── Recorded data

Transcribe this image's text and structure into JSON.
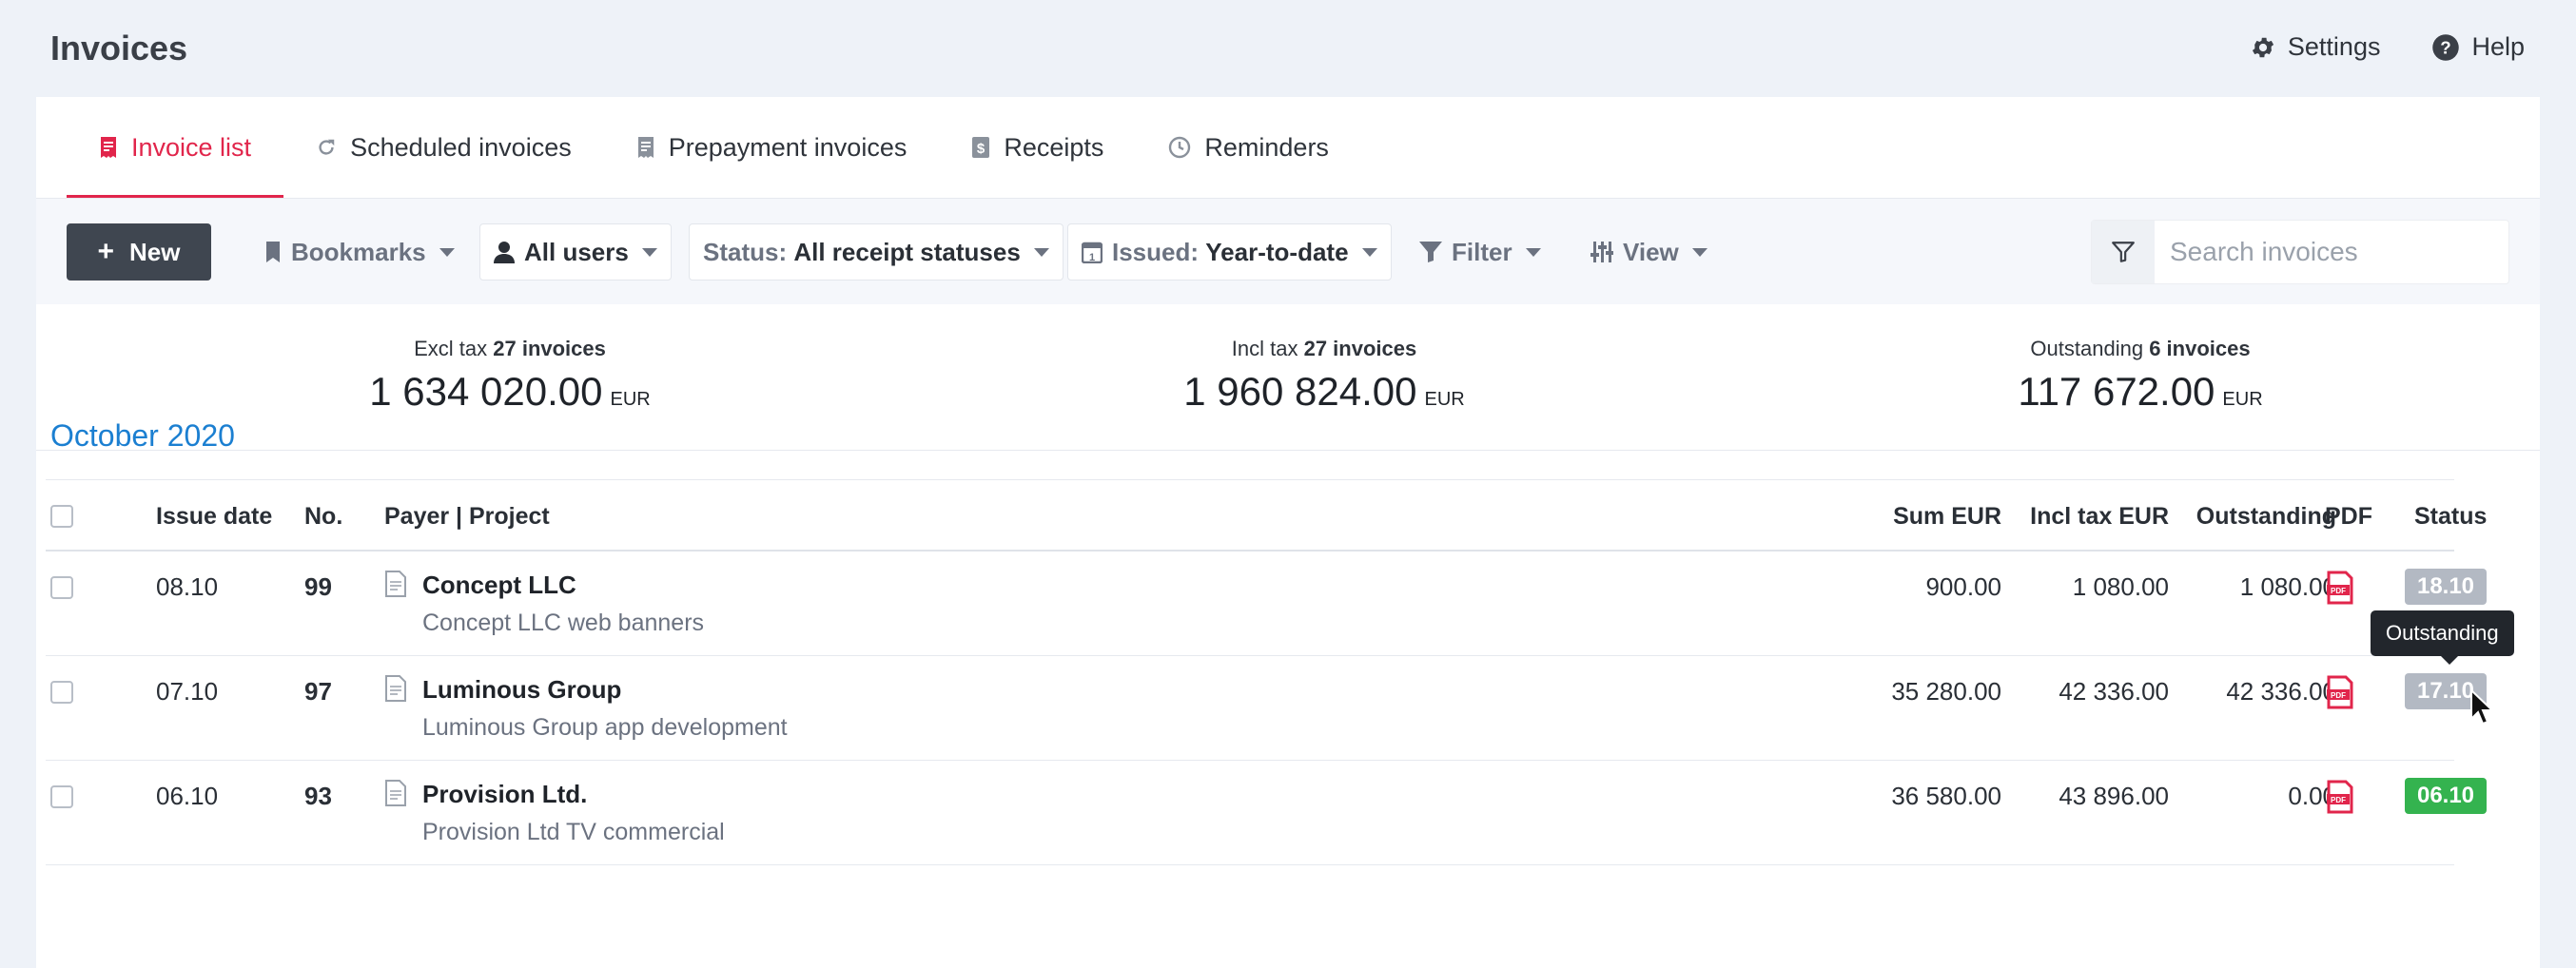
{
  "header": {
    "title": "Invoices",
    "settings_label": "Settings",
    "help_label": "Help"
  },
  "tabs": [
    {
      "label": "Invoice list",
      "icon": "receipt-icon",
      "active": true
    },
    {
      "label": "Scheduled invoices",
      "icon": "refresh-icon"
    },
    {
      "label": "Prepayment invoices",
      "icon": "receipt-icon"
    },
    {
      "label": "Receipts",
      "icon": "dollar-doc-icon"
    },
    {
      "label": "Reminders",
      "icon": "clock-icon"
    }
  ],
  "toolbar": {
    "new_label": "New",
    "bookmarks_label": "Bookmarks",
    "users_label": "All users",
    "status_prefix": "Status:",
    "status_value": "All receipt statuses",
    "issued_prefix": "Issued:",
    "issued_value": "Year-to-date",
    "filter_label": "Filter",
    "view_label": "View",
    "search_placeholder": "Search invoices"
  },
  "summary": [
    {
      "label": "Excl tax",
      "count": "27 invoices",
      "value": "1 634 020.00",
      "currency": "EUR"
    },
    {
      "label": "Incl tax",
      "count": "27 invoices",
      "value": "1 960 824.00",
      "currency": "EUR"
    },
    {
      "label": "Outstanding",
      "count": "6 invoices",
      "value": "117 672.00",
      "currency": "EUR"
    }
  ],
  "month": "October 2020",
  "columns": {
    "issue_date": "Issue date",
    "no": "No.",
    "payer": "Payer | Project",
    "sum": "Sum EUR",
    "incl_tax": "Incl tax EUR",
    "outstanding": "Outstanding",
    "pdf": "PDF",
    "status": "Status"
  },
  "rows": [
    {
      "date": "08.10",
      "no": "99",
      "payer": "Concept LLC",
      "project": "Concept LLC web banners",
      "sum": "900.00",
      "incl": "1 080.00",
      "outstanding": "1 080.00",
      "status": "18.10",
      "status_color": "#b3b9c3"
    },
    {
      "date": "07.10",
      "no": "97",
      "payer": "Luminous Group",
      "project": "Luminous Group app development",
      "sum": "35 280.00",
      "incl": "42 336.00",
      "outstanding": "42 336.00",
      "status": "17.10",
      "status_color": "#b3b9c3"
    },
    {
      "date": "06.10",
      "no": "93",
      "payer": "Provision Ltd.",
      "project": "Provision Ltd TV commercial",
      "sum": "36 580.00",
      "incl": "43 896.00",
      "outstanding": "0.00",
      "status": "06.10",
      "status_color": "#34b34f"
    }
  ],
  "tooltip": "Outstanding",
  "colors": {
    "accent": "#e1254b",
    "link": "#1b7fd1",
    "dark_button": "#3f4650"
  }
}
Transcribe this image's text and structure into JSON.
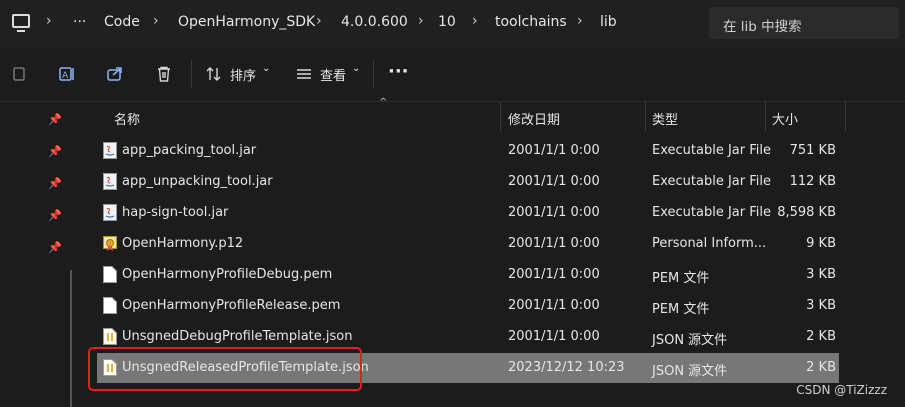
{
  "address_bar": {
    "crumbs": [
      "Code",
      "OpenHarmony_SDK",
      "4.0.0.600",
      "10",
      "toolchains",
      "lib"
    ],
    "ellipsis": "···",
    "search_placeholder": "在 lib 中搜索"
  },
  "toolbar": {
    "sort_label": "排序",
    "view_label": "查看",
    "more": "···"
  },
  "columns": {
    "name": "名称",
    "date": "修改日期",
    "type": "类型",
    "size": "大小"
  },
  "files": [
    {
      "name": "app_packing_tool.jar",
      "date": "2001/1/1 0:00",
      "type": "Executable Jar File",
      "size": "751 KB",
      "icon": "jar-icon",
      "selected": false
    },
    {
      "name": "app_unpacking_tool.jar",
      "date": "2001/1/1 0:00",
      "type": "Executable Jar File",
      "size": "112 KB",
      "icon": "jar-icon",
      "selected": false
    },
    {
      "name": "hap-sign-tool.jar",
      "date": "2001/1/1 0:00",
      "type": "Executable Jar File",
      "size": "8,598 KB",
      "icon": "jar-icon",
      "selected": false
    },
    {
      "name": "OpenHarmony.p12",
      "date": "2001/1/1 0:00",
      "type": "Personal Inform...",
      "size": "9 KB",
      "icon": "certificate-icon",
      "selected": false
    },
    {
      "name": "OpenHarmonyProfileDebug.pem",
      "date": "2001/1/1 0:00",
      "type": "PEM 文件",
      "size": "3 KB",
      "icon": "file-icon",
      "selected": false
    },
    {
      "name": "OpenHarmonyProfileRelease.pem",
      "date": "2001/1/1 0:00",
      "type": "PEM 文件",
      "size": "3 KB",
      "icon": "file-icon",
      "selected": false
    },
    {
      "name": "UnsgnedDebugProfileTemplate.json",
      "date": "2001/1/1 0:00",
      "type": "JSON 源文件",
      "size": "2 KB",
      "icon": "json-file-icon",
      "selected": false
    },
    {
      "name": "UnsgnedReleasedProfileTemplate.json",
      "date": "2023/12/12 10:23",
      "type": "JSON 源文件",
      "size": "2 KB",
      "icon": "json-file-icon",
      "selected": true
    }
  ],
  "watermark": "CSDN @TiZizzz",
  "colors": {
    "selection": "#777777",
    "highlight_box": "#e02020",
    "background": "#1c1c1c"
  }
}
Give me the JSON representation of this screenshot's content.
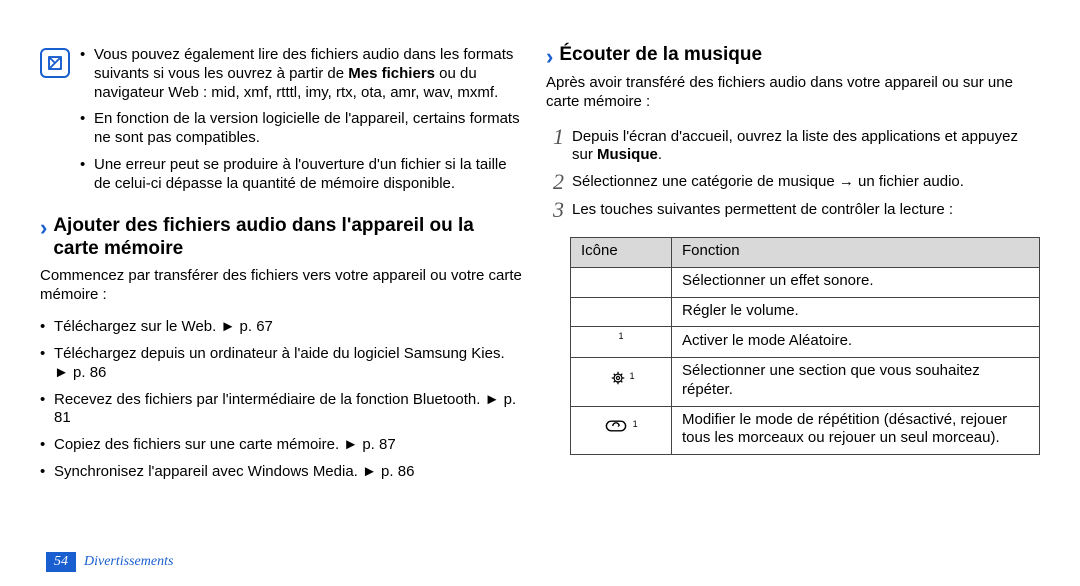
{
  "left": {
    "note": {
      "bullets": [
        {
          "pre": "Vous pouvez également lire des fichiers audio dans les formats suivants si vous les ouvrez à partir de ",
          "bold": "Mes fichiers",
          "post": " ou du navigateur Web : mid, xmf, rtttl, imy, rtx, ota, amr, wav, mxmf."
        },
        {
          "text": "En fonction de la version logicielle de l'appareil, certains formats ne sont pas compatibles."
        },
        {
          "text": "Une erreur peut se produire à l'ouverture d'un fichier si la taille de celui-ci dépasse la quantité de mémoire disponible."
        }
      ]
    },
    "section": {
      "title": "Ajouter des fichiers audio dans l'appareil ou la carte mémoire",
      "intro": "Commencez par transférer des fichiers vers votre appareil ou votre carte mémoire :",
      "bullets": [
        {
          "text": "Téléchargez sur le Web.",
          "ref": "p. 67"
        },
        {
          "text": "Téléchargez depuis un ordinateur à l'aide du logiciel Samsung Kies.",
          "ref": "p. 86"
        },
        {
          "text": "Recevez des fichiers par l'intermédiaire de la fonction Bluetooth.",
          "ref": "p. 81"
        },
        {
          "text": "Copiez des fichiers sur une carte mémoire.",
          "ref": "p. 87"
        },
        {
          "text": "Synchronisez l'appareil avec Windows Media.",
          "ref": "p. 86"
        }
      ]
    }
  },
  "right": {
    "section": {
      "title": "Écouter de la musique",
      "intro": "Après avoir transféré des fichiers audio dans votre appareil ou sur une carte mémoire :",
      "steps": [
        {
          "num": "1",
          "pre": "Depuis l'écran d'accueil, ouvrez la liste des applications et appuyez sur ",
          "bold": "Musique",
          "post": "."
        },
        {
          "num": "2",
          "text": "Sélectionnez une catégorie de musique → un fichier audio."
        },
        {
          "num": "3",
          "text": "Les touches suivantes permettent de contrôler la lecture :"
        }
      ],
      "table": {
        "head": {
          "icon": "Icône",
          "fn": "Fonction"
        },
        "rows": [
          {
            "icon": "",
            "sup": "",
            "fn": "Sélectionner un effet sonore."
          },
          {
            "icon": "",
            "sup": "",
            "fn": "Régler le volume."
          },
          {
            "icon": "",
            "sup": "1",
            "fn": "Activer le mode Aléatoire."
          },
          {
            "icon": "gear",
            "sup": "1",
            "fn": "Sélectionner une section que vous souhaitez répéter."
          },
          {
            "icon": "repeat",
            "sup": "1",
            "fn": "Modifier le mode de répétition (désactivé, rejouer tous les morceaux ou rejouer un seul morceau)."
          }
        ]
      }
    }
  },
  "footer": {
    "page": "54",
    "section": "Divertissements"
  },
  "ref_arrow": "►"
}
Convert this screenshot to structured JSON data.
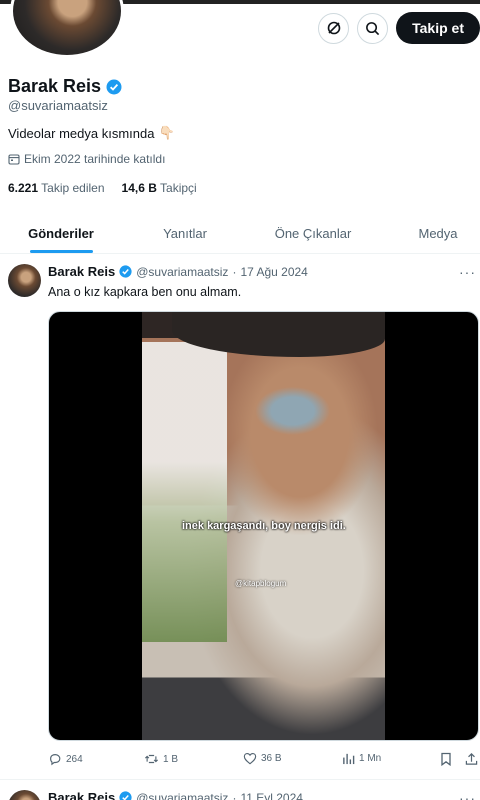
{
  "header": {
    "follow_label": "Takip et",
    "icons": [
      "grok-icon",
      "search-icon"
    ]
  },
  "profile": {
    "name": "Barak Reis",
    "handle": "@suvariamaatsiz",
    "bio": "Videolar medya kısmında",
    "bio_emoji": "👇🏻",
    "joined": "Ekim 2022 tarihinde katıldı",
    "following_count": "6.221",
    "following_label": "Takip edilen",
    "followers_count": "14,6 B",
    "followers_label": "Takipçi",
    "verified_color": "#1d9bf0"
  },
  "tabs": [
    {
      "label": "Gönderiler",
      "active": true
    },
    {
      "label": "Yanıtlar",
      "active": false
    },
    {
      "label": "Öne Çıkanlar",
      "active": false
    },
    {
      "label": "Medya",
      "active": false
    }
  ],
  "tweets": [
    {
      "name": "Barak Reis",
      "handle": "@suvariamaatsiz",
      "sep": "·",
      "date": "17 Ağu 2024",
      "text": "Ana o kız kapkara ben onu almam.",
      "media": {
        "subtitle": "inek kargaşandı, boy nergis idi.",
        "watermark": "@kitapblogum"
      },
      "replies": "264",
      "reposts": "1 B",
      "likes": "36 B",
      "views": "1 Mn"
    },
    {
      "name": "Barak Reis",
      "handle": "@suvariamaatsiz",
      "sep": "·",
      "date": "11 Eyl 2024"
    }
  ],
  "more_label": "···",
  "accent_color": "#1d9bf0"
}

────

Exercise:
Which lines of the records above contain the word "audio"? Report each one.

Output:
          "pre": "Vous pouvez également lire des fichiers audio dans les formats suivants si vous les ouvrez à partir de ",
      "title": "Ajouter des fichiers audio dans l'appareil ou la carte mémoire",
      "intro": "Après avoir transféré des fichiers audio dans votre appareil ou sur une carte mémoire :",
          "text": "Sélectionnez une catégorie de musique → un fichier audio."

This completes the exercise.